The organisational complexity of life has increased over evolutionary time: from prokaryotes to unicellular eukaryotes, and from there to multicellular organisms and superorganismal insect colonies. Each of these domains is characterised by previously independently reproducing units becoming life-time-committed to reproduce jointly: nuclear and organelle genomes in cells, gametes forming zygotes that produce somatically differentiated bodies, and monogamous parents founding social insect colonies with differentiated queen and worker castes.
For more than 50 years now, the dynamics of cooperation between co-replicating units belonging to the same gene pool have been studied with resounding success using the inclusive fitness (kin selection) paradigm developed by William D. Hamilton. Hamilton’s rule captures that genes coding for cooperative traits will increase in frequency when the benefits (b) of passing on genes by helping relatives reproduce exceed the cost© in units of foregone personal reproduction after scaling the b/c ratio for relatedness to relatives versus own offspring (rx/ro).
Extensive testing of this principle has shown that there are unifying principles for the expression of cooperation and reproductive altruism that apply across the complexity domains of life. However, what drives the irreversible passages from one complexity domain to another, also known as the Major Transitions in Evolution, has remained opaque.

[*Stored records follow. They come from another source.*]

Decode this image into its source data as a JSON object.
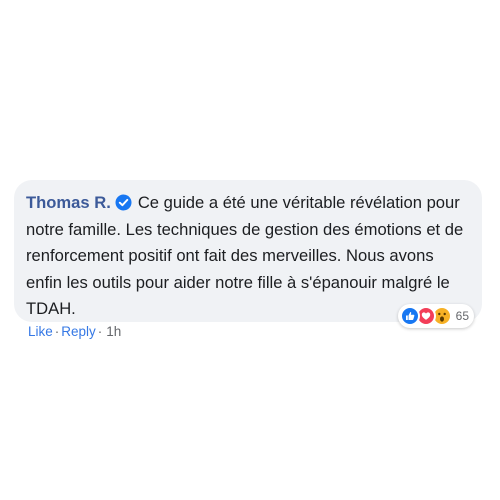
{
  "comment": {
    "author": "Thomas R.",
    "text": "Ce guide a été une véritable révélation pour notre famille. Les techniques de gestion des émotions et de renforcement positif ont fait des merveilles. Nous avons enfin les outils pour aider notre fille à s'épanouir malgré le TDAH.",
    "reactions": {
      "icons": [
        "like-icon",
        "love-icon",
        "wow-icon"
      ],
      "count": "65"
    }
  },
  "actions": {
    "like_label": "Like",
    "separator": "·",
    "reply_label": "Reply",
    "time": "1h"
  },
  "colors": {
    "author": "#3c5a99",
    "bubble_bg": "#f0f2f5",
    "link": "#3578e5",
    "verified": "#1877f2",
    "like": "#1877f2",
    "love": "#f33e58",
    "wow": "#f7b125"
  }
}
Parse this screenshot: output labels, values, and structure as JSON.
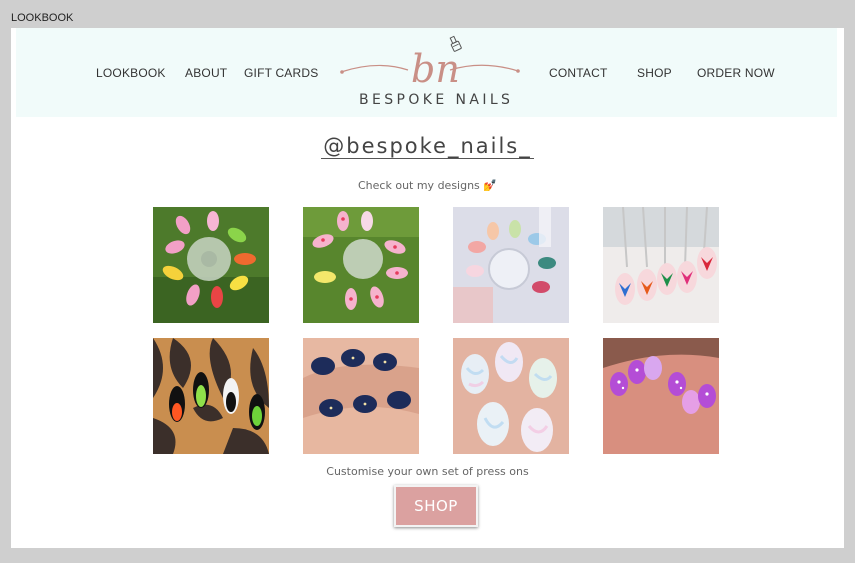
{
  "window": {
    "title": "LOOKBOOK"
  },
  "nav": {
    "left": [
      "LOOKBOOK",
      "ABOUT",
      "GIFT CARDS"
    ],
    "right": [
      "CONTACT",
      "SHOP",
      "ORDER NOW"
    ]
  },
  "logo": {
    "monogram": "bn",
    "brand": "BESPOKE NAILS"
  },
  "gallery": {
    "handle": "@bespoke_nails_",
    "subtitle": "Check out my designs",
    "subtitle_emoji": "💅",
    "images": [
      "nail-wheel-neon-flames",
      "nail-wheel-pink-polka-dots",
      "nail-wheel-pastel-swatches",
      "nail-tips-butterflies",
      "nail-tips-neon-flames",
      "navy-starry-nails",
      "pastel-marble-nails",
      "purple-polka-dot-nails"
    ]
  },
  "cta": {
    "text": "Customise your own set of press ons",
    "button": "SHOP"
  },
  "colors": {
    "header_bg": "#f1fbfa",
    "accent": "#dba1a0",
    "logo_rose": "#c98f86"
  }
}
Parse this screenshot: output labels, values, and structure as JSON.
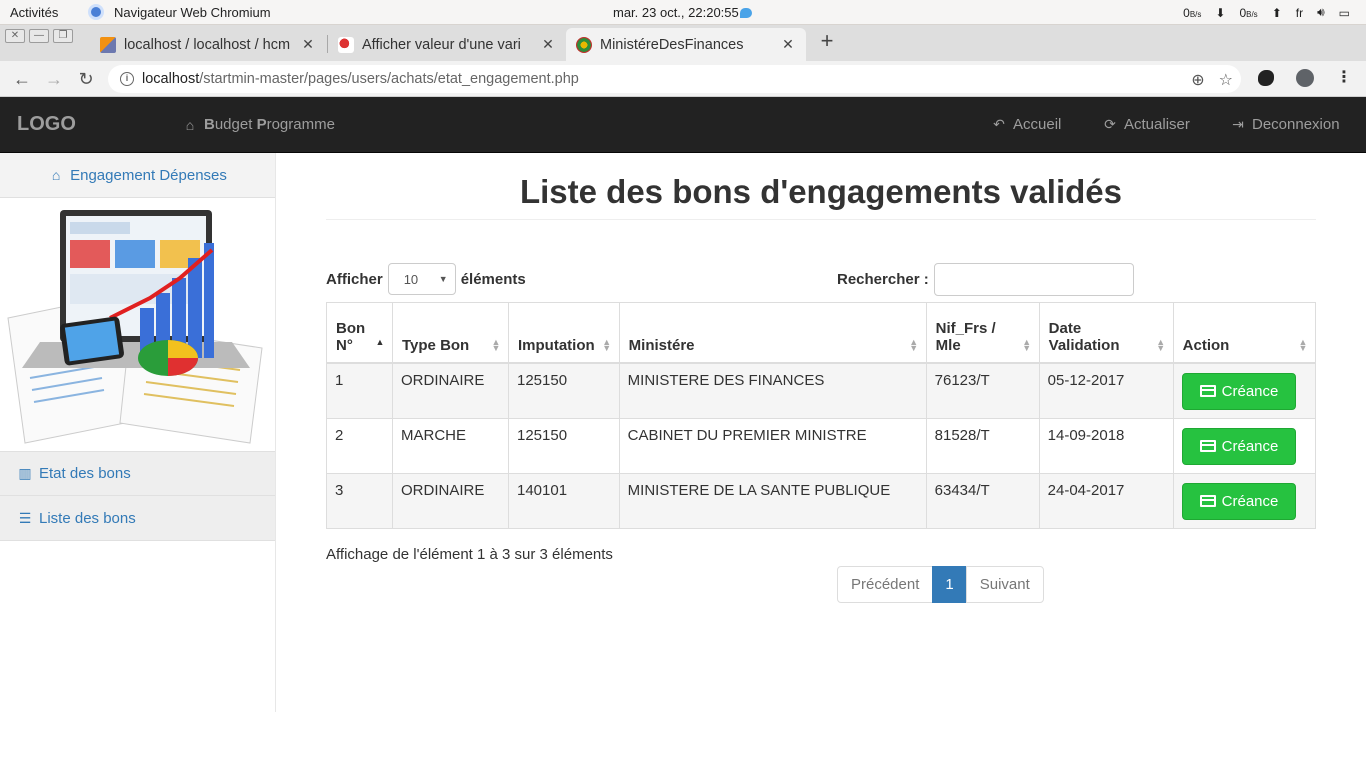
{
  "system_bar": {
    "activities": "Activités",
    "app_name": "Navigateur Web Chromium",
    "clock": "mar. 23 oct., 22:20:55",
    "net_down": "0",
    "net_down_unit": "B/s",
    "net_up": "0",
    "net_up_unit": "B/s",
    "lang": "fr"
  },
  "tabs": [
    {
      "title": "localhost / localhost / hcm",
      "icon": "phpmyadmin-icon"
    },
    {
      "title": "Afficher valeur d'une vari",
      "icon": "site-icon"
    },
    {
      "title": "MinistéreDesFinances",
      "icon": "emblem-icon"
    }
  ],
  "address": {
    "host": "localhost",
    "path": "/startmin-master/pages/users/achats/etat_engagement.php"
  },
  "navbar": {
    "brand": "LOGO",
    "program_b1": "B",
    "program_t1": "udget ",
    "program_b2": "P",
    "program_t2": "rogramme",
    "home": "Accueil",
    "refresh": "Actualiser",
    "logout": "Deconnexion"
  },
  "sidebar": {
    "header": "Engagement Dépenses",
    "items": [
      {
        "label": "Etat des bons"
      },
      {
        "label": "Liste des bons"
      }
    ]
  },
  "main": {
    "title": "Liste des bons d'engagements validés",
    "show_prefix": "Afficher",
    "page_length": "10",
    "show_suffix": "éléments",
    "search_label": "Rechercher :",
    "search_value": "",
    "columns": [
      "Bon N°",
      "Type Bon",
      "Imputation",
      "Ministére",
      "Nif_Frs / Mle",
      "Date Validation",
      "Action"
    ],
    "rows": [
      {
        "bon": "1",
        "type": "ORDINAIRE",
        "imputation": "125150",
        "ministere": "MINISTERE DES FINANCES",
        "nif": "76123/T",
        "date": "05-12-2017",
        "action": "Créance"
      },
      {
        "bon": "2",
        "type": "MARCHE",
        "imputation": "125150",
        "ministere": "CABINET DU PREMIER MINISTRE",
        "nif": "81528/T",
        "date": "14-09-2018",
        "action": "Créance"
      },
      {
        "bon": "3",
        "type": "ORDINAIRE",
        "imputation": "140101",
        "ministere": "MINISTERE DE LA SANTE PUBLIQUE",
        "nif": "63434/T",
        "date": "24-04-2017",
        "action": "Créance"
      }
    ],
    "info": "Affichage de l'élément 1 à 3 sur 3 éléments",
    "pagination": {
      "prev": "Précédent",
      "current": "1",
      "next": "Suivant"
    }
  },
  "colors": {
    "navbar_bg": "#222222",
    "link": "#337ab7",
    "success": "#26c240",
    "pager_active": "#337ab7"
  }
}
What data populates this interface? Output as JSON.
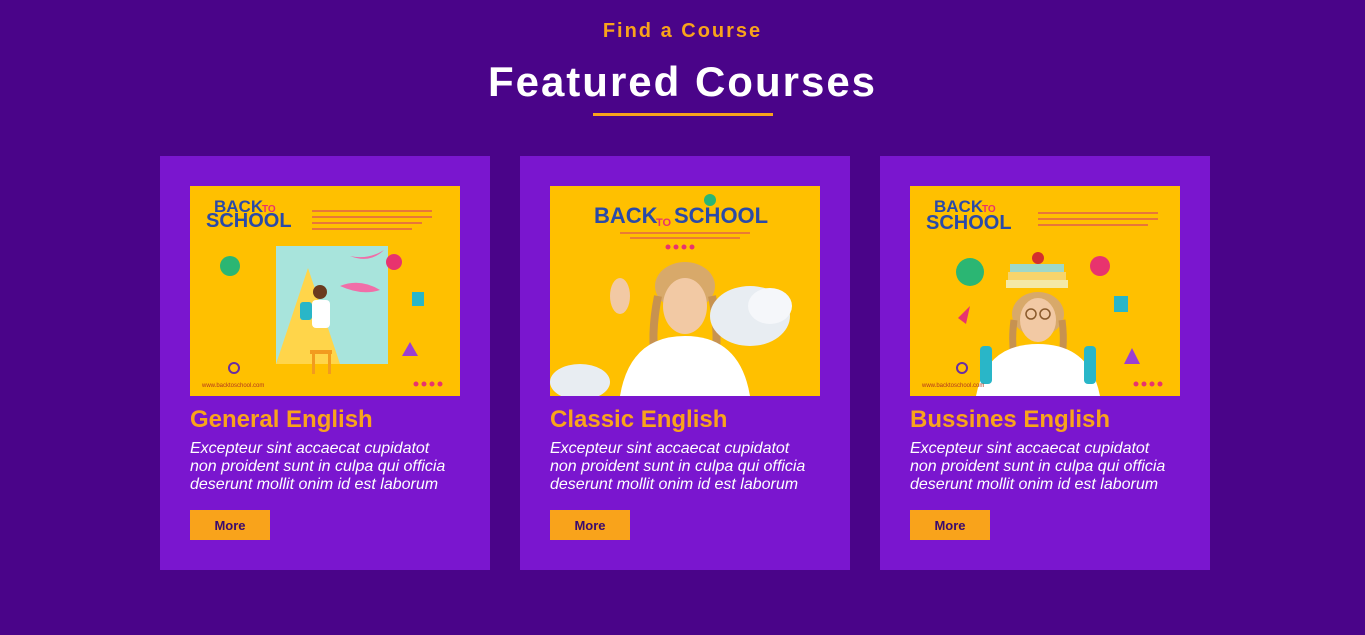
{
  "header": {
    "kicker": "Find a Course",
    "title": "Featured Courses"
  },
  "colors": {
    "background": "#4a0489",
    "card": "#7a16cf",
    "accent": "#f9a31b",
    "thumb": "#ffc000"
  },
  "courses": [
    {
      "image_text_line1": "BACK",
      "image_text_to": "TO",
      "image_text_line2": "SCHOOL",
      "image_footer": "www.backtoschool.com",
      "title": "General English",
      "description": "Excepteur sint accaecat cupidatot non proident sunt in culpa qui officia deserunt mollit onim id est laborum",
      "button": "More"
    },
    {
      "image_text_line1": "BACK",
      "image_text_to": "TO",
      "image_text_line2": "SCHOOL",
      "title": "Classic English",
      "description": "Excepteur sint accaecat cupidatot non proident sunt in culpa qui officia deserunt mollit onim id est laborum",
      "button": "More"
    },
    {
      "image_text_line1": "BACK",
      "image_text_to": "TO",
      "image_text_line2": "SCHOOL",
      "image_footer": "www.backtoschool.com",
      "title": "Bussines English",
      "description": "Excepteur sint accaecat cupidatot non proident sunt in culpa qui officia deserunt mollit onim id est laborum",
      "button": "More"
    }
  ]
}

I will summarise the history of Inclusive Fitness and Major Transition theory and show that the origins of the Major Transitions that have shaped eukaryote complexity can all be explained by a simplified version of Hamilton’s rule, where the relatedness term cancels out because rx remains at its maximal possible level, so rx/ro invariably equals one.